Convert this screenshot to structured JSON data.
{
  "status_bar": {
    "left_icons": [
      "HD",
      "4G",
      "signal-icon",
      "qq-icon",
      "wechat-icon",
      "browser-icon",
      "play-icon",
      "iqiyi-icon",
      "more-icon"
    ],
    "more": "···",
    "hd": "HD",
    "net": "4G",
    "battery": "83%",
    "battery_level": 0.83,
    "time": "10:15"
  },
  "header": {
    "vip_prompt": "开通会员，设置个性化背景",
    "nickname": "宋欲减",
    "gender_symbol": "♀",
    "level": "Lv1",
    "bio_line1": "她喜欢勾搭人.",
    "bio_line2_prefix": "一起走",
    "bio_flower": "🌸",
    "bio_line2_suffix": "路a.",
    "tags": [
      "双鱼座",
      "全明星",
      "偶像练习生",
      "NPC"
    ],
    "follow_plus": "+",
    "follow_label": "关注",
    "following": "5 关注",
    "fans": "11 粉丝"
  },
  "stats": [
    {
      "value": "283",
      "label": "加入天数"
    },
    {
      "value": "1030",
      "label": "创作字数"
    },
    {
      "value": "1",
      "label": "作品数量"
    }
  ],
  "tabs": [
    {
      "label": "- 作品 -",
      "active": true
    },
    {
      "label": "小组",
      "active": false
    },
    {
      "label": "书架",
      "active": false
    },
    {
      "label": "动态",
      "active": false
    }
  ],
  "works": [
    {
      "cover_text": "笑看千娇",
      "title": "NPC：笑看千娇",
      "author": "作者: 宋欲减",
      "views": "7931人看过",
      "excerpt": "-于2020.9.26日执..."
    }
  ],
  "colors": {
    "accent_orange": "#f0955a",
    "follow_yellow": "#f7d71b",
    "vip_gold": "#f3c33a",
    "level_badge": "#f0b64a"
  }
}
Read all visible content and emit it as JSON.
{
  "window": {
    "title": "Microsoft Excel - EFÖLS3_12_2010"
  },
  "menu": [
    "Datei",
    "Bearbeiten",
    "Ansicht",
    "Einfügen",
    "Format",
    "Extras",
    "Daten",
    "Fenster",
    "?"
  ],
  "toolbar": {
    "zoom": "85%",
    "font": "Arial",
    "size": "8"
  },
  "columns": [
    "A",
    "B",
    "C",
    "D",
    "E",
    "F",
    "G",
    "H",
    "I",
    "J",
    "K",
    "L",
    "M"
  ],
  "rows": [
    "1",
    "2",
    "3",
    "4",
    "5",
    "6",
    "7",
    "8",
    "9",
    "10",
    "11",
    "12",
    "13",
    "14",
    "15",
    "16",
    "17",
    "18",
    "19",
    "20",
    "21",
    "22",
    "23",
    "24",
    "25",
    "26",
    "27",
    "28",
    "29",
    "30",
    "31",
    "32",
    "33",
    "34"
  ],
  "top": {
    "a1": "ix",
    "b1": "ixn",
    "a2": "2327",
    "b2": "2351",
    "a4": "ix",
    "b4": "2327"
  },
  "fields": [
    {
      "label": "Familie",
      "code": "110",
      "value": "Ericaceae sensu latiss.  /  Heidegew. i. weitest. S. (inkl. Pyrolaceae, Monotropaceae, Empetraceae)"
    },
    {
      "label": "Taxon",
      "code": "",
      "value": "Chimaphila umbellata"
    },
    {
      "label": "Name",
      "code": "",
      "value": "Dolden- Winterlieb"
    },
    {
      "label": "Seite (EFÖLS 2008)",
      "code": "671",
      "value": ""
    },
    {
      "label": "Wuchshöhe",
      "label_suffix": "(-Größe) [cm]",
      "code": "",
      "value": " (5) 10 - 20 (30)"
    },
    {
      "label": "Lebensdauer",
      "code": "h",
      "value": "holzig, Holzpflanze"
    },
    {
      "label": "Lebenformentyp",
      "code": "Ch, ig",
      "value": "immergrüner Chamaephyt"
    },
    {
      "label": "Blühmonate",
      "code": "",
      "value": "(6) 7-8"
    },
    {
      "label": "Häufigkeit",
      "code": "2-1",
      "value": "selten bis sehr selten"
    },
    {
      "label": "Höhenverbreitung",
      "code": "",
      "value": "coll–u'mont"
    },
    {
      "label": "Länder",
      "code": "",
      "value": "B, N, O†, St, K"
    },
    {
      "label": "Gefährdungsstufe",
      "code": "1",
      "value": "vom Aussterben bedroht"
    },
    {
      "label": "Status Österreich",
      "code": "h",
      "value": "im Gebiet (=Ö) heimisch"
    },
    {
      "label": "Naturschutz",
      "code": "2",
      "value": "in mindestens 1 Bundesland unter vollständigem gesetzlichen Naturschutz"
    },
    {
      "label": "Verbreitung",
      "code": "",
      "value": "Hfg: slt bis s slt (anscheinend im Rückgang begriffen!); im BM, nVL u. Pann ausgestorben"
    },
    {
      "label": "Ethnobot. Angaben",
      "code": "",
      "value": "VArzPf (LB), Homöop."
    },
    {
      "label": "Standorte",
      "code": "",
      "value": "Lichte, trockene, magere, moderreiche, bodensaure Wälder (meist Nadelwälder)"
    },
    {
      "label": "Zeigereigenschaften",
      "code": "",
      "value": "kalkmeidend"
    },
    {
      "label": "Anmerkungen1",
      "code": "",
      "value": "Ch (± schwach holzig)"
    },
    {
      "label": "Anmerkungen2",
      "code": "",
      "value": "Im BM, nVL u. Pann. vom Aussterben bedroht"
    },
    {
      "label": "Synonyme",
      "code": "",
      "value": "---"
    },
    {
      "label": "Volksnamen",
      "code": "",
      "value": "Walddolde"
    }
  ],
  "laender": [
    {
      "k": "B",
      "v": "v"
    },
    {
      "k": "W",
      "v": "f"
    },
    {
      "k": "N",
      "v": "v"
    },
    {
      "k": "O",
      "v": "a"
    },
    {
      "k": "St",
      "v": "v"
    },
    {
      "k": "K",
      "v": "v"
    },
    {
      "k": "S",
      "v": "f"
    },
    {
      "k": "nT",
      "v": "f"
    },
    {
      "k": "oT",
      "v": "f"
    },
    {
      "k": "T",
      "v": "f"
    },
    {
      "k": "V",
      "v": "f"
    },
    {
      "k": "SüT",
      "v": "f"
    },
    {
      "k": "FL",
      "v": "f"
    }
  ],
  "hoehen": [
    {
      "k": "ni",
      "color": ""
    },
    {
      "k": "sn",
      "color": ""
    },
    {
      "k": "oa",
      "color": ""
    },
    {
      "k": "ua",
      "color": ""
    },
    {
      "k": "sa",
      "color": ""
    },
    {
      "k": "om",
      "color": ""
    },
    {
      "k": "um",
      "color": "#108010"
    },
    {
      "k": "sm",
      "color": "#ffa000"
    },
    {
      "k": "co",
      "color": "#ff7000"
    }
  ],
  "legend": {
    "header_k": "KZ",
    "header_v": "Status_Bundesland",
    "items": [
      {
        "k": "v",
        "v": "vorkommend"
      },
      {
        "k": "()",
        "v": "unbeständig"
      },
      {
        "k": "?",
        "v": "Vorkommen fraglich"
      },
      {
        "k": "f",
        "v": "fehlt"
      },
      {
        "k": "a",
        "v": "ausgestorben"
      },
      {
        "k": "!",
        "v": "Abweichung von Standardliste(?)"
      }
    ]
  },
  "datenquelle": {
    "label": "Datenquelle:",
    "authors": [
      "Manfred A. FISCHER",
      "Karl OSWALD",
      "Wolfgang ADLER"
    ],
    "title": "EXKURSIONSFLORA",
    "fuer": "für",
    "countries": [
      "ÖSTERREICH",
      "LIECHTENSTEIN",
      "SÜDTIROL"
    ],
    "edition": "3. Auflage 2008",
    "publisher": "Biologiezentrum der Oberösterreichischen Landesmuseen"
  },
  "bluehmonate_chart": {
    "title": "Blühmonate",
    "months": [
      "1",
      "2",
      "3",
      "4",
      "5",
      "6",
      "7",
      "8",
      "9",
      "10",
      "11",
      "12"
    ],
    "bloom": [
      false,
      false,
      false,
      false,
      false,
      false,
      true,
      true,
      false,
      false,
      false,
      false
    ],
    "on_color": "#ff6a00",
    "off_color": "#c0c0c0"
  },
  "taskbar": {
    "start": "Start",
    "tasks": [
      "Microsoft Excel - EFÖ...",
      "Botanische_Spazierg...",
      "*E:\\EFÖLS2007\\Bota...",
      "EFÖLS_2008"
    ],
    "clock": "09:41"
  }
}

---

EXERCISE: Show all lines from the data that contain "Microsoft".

RESPONSE TO THIS TASK:
    "title": "Microsoft Excel - EFÖLS3_12_2010"
      "Microsoft Excel - EFÖ...",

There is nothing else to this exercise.